For NAS I recommend openmediavault. The community is great and it is debian based so you are not locked on the cold when you need a bit of extras.
Workstation / desktop - Have tried Slackware (many, many years ago), CentOS, Fedora, Ubuntu, Mint and openSUSE. Settled with openSUSE for many reasons.
First I have to say, and some will throw rocks on me for that, that I like YAST. It is very handy to have a place to configure services, hardware and all on a desktop.
Second, the repositories of openSUSE are awesome, they allow you to try newer versions of some packages without disturbing the whole system, like a new version of KDE or gnome (extreme cases) or firefox and thunderbird (which they keep up-to-date). There are packages and updated packages for almost everything I wanted. I see it as compromise between rolling and version methods most distributions use. Disruption is something hated with passion on business.
Third, I like the new philosophy of "ship it when it is ready (or almost)". I skipped 12.1 and only now I am upgrading mine and client machines.
It is not perfect, of course, but is a very good system.
The only downside is that is way more difficult to convince a client to install linux on the desktop than used to be on XP and vista era. Even with all cost and headache (malware threats) on MS camp (I have to concede, Windows 7 is a very good system), people ask for Windows even when it does not make any sense. Lets hope WIndows 8 will unroll that.
obs.: I now that there is a classic mode for windows 8.

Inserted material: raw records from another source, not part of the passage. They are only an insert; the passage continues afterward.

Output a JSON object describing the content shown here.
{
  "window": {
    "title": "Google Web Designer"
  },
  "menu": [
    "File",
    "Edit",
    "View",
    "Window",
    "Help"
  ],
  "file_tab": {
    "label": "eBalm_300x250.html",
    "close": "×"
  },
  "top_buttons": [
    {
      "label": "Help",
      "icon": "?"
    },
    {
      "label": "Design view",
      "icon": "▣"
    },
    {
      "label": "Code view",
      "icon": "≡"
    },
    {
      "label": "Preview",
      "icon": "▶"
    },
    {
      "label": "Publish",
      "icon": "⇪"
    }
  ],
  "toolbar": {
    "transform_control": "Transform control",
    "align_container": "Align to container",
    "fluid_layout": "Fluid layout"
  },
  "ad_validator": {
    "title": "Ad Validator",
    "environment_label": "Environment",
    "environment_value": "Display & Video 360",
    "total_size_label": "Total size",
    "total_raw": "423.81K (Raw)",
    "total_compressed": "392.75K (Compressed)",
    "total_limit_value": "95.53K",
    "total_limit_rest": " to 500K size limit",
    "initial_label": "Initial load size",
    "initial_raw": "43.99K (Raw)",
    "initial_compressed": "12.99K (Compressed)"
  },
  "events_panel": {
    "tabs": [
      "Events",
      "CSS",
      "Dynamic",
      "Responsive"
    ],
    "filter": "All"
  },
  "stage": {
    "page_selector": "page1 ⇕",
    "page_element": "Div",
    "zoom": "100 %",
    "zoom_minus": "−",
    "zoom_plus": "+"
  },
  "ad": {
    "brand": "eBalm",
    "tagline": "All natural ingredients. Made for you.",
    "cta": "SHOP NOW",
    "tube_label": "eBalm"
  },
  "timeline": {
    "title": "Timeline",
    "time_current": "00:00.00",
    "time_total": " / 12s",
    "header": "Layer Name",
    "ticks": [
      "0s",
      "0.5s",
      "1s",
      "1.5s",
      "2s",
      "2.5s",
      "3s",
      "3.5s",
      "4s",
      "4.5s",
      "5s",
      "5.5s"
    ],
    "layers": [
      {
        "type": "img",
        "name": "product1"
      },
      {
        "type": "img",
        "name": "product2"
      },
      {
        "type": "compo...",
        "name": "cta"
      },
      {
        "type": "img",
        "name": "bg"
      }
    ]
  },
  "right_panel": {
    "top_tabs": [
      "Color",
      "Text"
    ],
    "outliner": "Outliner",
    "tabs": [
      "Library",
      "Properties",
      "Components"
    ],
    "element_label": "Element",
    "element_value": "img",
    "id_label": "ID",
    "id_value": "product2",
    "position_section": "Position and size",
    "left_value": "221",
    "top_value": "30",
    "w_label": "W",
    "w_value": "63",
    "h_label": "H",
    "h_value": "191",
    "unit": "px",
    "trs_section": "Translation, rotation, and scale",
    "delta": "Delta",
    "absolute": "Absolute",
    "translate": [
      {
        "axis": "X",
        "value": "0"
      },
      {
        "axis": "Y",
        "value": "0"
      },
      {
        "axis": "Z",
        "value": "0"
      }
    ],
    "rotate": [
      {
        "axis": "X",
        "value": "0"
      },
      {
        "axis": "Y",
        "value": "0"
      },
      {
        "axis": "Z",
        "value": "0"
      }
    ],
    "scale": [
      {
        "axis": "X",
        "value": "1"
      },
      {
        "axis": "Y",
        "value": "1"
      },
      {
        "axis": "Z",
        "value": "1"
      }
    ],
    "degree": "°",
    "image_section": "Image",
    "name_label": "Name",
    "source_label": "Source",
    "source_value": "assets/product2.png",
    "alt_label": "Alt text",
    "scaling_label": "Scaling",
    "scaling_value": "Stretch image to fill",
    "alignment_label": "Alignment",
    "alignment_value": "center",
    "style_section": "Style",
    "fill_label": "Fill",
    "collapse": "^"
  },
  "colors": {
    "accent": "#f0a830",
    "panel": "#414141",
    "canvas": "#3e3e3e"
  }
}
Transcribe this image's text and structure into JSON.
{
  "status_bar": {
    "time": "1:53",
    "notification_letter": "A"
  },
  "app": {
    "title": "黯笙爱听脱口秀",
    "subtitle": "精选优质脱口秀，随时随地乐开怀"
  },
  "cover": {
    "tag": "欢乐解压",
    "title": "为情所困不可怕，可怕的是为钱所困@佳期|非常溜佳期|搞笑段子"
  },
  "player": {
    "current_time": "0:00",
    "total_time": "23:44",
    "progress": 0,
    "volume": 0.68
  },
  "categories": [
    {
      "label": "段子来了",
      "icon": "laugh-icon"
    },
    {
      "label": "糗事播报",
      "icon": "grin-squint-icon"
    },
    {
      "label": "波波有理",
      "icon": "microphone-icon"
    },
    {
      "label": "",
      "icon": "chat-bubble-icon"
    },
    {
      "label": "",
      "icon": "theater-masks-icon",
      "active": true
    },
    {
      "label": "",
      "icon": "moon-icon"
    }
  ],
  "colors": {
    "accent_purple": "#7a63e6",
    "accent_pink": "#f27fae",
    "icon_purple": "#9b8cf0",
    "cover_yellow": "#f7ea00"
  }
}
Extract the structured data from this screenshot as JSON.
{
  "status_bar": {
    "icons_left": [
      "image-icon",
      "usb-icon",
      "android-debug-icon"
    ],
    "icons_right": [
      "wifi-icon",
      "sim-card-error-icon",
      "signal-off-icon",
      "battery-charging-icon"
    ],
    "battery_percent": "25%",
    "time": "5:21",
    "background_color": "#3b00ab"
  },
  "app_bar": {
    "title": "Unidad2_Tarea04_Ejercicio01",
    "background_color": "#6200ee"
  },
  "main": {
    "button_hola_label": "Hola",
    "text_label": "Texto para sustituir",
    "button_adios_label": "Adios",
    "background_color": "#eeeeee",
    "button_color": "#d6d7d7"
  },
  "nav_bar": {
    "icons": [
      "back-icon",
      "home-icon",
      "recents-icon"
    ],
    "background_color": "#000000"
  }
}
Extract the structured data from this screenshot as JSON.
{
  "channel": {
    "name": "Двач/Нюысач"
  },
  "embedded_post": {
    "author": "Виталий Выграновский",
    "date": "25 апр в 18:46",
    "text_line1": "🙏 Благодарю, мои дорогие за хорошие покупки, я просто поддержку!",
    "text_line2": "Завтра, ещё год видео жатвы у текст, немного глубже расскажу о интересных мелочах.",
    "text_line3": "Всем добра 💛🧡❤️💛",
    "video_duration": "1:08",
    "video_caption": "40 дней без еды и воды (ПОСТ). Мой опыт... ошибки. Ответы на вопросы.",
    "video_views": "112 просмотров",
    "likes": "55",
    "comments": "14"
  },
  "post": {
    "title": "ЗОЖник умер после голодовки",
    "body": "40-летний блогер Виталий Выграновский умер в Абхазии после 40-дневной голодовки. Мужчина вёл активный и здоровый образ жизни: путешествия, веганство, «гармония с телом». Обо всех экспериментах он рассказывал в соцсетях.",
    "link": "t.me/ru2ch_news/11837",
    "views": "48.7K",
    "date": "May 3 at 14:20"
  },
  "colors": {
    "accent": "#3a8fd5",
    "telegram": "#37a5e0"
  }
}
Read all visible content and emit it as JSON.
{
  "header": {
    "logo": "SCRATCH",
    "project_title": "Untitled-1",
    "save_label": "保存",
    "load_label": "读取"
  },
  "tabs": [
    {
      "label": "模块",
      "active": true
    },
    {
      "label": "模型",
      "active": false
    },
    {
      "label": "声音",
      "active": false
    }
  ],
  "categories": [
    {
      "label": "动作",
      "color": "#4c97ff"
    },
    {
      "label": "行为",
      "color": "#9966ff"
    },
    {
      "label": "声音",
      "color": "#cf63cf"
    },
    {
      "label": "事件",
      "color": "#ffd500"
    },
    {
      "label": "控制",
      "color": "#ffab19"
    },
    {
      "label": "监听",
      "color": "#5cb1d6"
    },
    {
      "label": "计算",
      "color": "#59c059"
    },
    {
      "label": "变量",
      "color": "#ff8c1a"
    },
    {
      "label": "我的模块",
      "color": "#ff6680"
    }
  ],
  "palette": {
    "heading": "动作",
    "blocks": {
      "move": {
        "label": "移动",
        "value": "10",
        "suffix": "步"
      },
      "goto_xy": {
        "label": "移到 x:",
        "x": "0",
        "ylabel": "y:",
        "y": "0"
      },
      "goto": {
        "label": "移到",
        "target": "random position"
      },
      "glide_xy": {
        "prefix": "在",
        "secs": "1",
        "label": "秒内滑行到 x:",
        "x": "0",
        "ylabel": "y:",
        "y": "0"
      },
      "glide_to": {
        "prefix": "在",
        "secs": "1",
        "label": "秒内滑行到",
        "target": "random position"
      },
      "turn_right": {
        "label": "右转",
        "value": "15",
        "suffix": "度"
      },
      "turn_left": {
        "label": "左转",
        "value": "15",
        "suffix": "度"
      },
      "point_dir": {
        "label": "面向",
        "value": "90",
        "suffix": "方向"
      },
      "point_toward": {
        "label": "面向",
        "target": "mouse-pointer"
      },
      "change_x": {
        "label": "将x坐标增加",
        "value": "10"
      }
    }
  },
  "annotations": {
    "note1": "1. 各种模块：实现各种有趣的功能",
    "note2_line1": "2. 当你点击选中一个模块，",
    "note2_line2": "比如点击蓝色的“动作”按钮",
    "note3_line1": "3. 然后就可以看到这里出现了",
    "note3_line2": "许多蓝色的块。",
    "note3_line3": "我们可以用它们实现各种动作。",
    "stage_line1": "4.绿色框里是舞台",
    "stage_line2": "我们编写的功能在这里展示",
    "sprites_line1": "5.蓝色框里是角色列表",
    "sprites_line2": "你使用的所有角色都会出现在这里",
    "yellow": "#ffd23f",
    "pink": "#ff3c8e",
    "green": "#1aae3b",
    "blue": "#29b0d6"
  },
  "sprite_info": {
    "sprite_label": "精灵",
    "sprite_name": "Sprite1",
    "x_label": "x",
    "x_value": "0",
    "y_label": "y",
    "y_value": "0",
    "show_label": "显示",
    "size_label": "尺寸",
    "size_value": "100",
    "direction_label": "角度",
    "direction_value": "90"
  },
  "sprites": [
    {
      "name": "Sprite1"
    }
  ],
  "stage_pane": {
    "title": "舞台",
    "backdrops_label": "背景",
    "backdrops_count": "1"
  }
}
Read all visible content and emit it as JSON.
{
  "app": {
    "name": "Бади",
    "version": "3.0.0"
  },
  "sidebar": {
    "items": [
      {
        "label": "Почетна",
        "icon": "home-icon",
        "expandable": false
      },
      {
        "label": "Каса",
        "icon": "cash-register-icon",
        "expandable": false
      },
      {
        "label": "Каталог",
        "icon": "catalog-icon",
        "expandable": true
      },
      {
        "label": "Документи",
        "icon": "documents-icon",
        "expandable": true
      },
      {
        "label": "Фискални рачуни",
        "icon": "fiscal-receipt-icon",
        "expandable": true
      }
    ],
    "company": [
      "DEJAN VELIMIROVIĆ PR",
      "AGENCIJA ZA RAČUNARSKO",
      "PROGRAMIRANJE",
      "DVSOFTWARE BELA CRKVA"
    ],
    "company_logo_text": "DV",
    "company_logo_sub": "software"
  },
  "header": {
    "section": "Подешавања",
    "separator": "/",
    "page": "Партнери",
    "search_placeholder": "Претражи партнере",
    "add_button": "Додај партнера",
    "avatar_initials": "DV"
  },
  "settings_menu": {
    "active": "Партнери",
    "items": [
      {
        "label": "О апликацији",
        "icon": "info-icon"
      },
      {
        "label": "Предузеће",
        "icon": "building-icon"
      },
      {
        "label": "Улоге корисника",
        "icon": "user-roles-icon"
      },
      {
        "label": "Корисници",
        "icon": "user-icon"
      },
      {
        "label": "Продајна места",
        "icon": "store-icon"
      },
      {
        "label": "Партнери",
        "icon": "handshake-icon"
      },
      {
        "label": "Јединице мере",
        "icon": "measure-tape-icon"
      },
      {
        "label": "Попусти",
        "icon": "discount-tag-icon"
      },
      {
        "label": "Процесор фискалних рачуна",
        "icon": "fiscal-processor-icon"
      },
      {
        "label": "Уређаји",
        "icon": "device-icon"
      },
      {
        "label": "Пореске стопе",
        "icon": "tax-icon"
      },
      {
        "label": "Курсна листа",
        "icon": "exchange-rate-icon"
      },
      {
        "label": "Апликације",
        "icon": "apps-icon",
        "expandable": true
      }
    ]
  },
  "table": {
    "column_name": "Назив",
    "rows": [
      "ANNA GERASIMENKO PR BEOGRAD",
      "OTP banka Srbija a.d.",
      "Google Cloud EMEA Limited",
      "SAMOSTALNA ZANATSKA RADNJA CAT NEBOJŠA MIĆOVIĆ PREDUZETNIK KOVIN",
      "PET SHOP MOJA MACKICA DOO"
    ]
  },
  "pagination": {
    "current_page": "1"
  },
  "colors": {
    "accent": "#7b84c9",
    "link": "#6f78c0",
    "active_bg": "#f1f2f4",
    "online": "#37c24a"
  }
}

I second that vote for OpenSUSE on workstations. I was using Fedora for years but I got tired of dealing with the aggressive development pace. Now, OpenSUSE does the job for me and does it well (except lack of performance and KDE being a big fat pig).
can you describe you performance problem?